Finally, regular use of design sprints for the right projects is part of developing a more innovative culture in an organization. A design sprint is a concentrated burst of focused creativity and for anyone taking part, it can be a powerful experience.

Design sprints in Boldare – a case study

When sister companies XSolve and Chilid were in the early stages of our merger to create Boldare, we naturally used the same business tools for the project that we use on our client projects. The goal was to create a unified entity that could offer the full range of digital product development services. To test that business idea, we used a version of the design sprint method.

The detail of our process looked like this:

  1. Our designers, developers and content writers got together to analyze the situation.
  2. Having decided to proceed with the Boldare website as the product, the sections and content elements of the site were mapped out using the tried and tested sticky notes.
  3. Having effectively produced the information architecture and a rough wireframe, the developers began coding, creating the UX and visual elements.
  4. The resulting prototype was tested and feedback received.

This process was part of a four-week project, ending in a website created to minimum viable product (MVP standards.
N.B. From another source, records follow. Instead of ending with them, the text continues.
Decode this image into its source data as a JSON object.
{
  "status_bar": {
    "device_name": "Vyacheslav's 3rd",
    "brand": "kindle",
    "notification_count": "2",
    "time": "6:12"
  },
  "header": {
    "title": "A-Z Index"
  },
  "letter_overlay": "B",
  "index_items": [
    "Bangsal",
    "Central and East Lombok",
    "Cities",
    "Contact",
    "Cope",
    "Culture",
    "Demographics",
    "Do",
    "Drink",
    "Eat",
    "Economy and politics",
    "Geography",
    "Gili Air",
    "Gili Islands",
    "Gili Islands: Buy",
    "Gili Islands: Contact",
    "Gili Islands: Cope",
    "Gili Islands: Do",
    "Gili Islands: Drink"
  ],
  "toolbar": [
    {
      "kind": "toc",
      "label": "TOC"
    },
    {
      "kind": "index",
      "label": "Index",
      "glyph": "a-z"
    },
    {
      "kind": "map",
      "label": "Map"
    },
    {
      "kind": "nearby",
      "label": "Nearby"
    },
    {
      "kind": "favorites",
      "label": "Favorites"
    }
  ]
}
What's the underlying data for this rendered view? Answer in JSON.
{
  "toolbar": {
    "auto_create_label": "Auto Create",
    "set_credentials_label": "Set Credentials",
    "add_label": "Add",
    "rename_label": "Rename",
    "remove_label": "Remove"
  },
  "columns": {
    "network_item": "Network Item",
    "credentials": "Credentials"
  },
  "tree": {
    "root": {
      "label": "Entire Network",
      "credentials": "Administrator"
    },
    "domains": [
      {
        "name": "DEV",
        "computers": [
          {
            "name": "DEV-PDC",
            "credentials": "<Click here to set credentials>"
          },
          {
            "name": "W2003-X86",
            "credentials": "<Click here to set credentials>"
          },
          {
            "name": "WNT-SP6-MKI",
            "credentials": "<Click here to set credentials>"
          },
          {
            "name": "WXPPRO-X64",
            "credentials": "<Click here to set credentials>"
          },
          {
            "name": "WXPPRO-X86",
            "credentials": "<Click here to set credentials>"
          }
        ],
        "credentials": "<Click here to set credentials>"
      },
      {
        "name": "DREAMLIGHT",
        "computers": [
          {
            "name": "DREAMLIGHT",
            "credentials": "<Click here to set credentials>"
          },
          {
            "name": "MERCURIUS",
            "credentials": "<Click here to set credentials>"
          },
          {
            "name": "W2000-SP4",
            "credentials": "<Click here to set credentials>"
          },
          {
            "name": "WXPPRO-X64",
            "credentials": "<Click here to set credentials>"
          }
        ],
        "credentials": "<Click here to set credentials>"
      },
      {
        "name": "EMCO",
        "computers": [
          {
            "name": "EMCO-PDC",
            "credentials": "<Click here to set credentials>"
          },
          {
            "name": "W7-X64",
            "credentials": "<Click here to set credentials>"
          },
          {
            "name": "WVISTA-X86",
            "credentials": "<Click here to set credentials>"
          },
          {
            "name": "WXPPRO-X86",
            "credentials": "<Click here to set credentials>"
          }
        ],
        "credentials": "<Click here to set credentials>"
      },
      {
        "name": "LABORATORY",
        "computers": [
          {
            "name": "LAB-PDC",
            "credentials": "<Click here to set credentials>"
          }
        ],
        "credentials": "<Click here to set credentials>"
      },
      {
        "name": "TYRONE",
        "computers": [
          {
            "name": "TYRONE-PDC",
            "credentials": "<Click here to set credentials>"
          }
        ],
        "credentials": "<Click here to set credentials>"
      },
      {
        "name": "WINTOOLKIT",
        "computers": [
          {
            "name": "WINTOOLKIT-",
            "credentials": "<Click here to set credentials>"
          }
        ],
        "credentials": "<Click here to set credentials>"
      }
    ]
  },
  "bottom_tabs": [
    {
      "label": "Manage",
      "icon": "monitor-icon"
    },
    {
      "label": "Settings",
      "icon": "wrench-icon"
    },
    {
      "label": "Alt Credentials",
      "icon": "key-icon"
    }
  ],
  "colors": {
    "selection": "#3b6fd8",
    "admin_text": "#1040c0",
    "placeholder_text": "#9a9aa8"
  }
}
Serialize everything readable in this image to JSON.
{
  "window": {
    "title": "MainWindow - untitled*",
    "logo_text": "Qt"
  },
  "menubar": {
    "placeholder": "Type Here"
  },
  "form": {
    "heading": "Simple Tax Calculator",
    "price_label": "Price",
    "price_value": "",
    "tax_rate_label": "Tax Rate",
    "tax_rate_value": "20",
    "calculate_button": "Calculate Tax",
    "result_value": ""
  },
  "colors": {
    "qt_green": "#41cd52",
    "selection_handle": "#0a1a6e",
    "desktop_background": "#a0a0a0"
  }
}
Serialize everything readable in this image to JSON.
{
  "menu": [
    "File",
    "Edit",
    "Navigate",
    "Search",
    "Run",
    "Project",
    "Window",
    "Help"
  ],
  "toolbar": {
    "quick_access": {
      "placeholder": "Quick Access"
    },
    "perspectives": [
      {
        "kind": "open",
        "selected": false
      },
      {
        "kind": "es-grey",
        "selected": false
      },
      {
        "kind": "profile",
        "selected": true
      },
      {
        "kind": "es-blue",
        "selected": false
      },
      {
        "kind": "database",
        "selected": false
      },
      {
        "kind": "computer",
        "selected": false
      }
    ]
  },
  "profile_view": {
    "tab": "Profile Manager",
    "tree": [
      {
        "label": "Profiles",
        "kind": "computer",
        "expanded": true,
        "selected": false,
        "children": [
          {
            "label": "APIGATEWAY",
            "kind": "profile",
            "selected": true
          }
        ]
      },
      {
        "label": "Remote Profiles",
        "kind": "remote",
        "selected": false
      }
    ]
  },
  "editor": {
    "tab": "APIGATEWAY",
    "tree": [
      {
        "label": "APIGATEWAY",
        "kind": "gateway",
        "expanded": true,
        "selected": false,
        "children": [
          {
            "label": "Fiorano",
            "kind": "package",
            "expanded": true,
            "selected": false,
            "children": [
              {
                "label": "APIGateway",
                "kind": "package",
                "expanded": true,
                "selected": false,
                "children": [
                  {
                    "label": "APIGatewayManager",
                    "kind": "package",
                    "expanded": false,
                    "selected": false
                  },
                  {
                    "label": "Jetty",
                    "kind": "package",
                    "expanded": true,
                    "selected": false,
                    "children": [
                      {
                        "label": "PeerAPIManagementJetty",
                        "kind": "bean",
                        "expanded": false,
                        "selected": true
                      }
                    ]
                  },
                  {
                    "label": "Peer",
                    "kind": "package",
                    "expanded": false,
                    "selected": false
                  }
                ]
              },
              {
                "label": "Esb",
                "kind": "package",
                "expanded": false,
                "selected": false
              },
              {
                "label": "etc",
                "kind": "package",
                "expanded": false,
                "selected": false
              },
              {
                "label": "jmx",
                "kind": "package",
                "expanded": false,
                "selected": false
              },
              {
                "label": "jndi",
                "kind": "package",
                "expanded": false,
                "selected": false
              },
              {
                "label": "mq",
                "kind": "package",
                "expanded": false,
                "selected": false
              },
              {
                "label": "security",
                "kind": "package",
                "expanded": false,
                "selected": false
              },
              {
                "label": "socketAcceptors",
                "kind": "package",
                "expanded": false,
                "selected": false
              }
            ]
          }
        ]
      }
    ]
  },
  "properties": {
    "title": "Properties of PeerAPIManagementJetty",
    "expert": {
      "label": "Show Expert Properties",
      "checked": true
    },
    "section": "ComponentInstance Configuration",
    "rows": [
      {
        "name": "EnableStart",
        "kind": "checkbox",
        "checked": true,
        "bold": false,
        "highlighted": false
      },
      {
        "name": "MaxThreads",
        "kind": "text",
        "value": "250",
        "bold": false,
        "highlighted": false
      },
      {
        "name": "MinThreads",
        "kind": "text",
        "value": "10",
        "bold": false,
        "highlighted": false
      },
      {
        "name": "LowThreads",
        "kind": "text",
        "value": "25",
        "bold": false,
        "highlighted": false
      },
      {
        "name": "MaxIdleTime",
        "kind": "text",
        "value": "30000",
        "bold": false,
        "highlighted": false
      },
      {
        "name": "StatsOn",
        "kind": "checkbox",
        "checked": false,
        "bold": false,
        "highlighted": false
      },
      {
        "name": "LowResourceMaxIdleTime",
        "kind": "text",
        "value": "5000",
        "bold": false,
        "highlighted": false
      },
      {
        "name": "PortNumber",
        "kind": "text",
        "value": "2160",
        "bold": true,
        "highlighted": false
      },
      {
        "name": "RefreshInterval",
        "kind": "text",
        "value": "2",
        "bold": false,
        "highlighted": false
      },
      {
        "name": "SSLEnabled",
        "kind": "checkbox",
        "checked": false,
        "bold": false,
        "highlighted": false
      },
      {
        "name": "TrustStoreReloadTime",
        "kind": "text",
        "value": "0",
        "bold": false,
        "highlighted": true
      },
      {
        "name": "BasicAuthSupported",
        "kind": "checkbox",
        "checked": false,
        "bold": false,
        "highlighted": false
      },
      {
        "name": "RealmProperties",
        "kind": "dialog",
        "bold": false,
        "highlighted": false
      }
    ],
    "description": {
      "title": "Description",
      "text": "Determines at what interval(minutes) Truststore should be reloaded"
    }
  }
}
That MVP is now the basis of the boldare.com website as the merger progresses.

Read Boldare case study to learn more.

Summarizing design sprints

A design sprint is a very specific process for getting from business idea to user feedback within a week. As a digital product development method, it reduces project risk and expense and leads to rapid creation of a physical prototype (and the consequent focused user input) via the most efficient route possible. In addition to the benefits to the project, design sprints, when used regularly, can be part of creating a culture of innovation in an organization and enhancing the quality of that organization’s teamworking.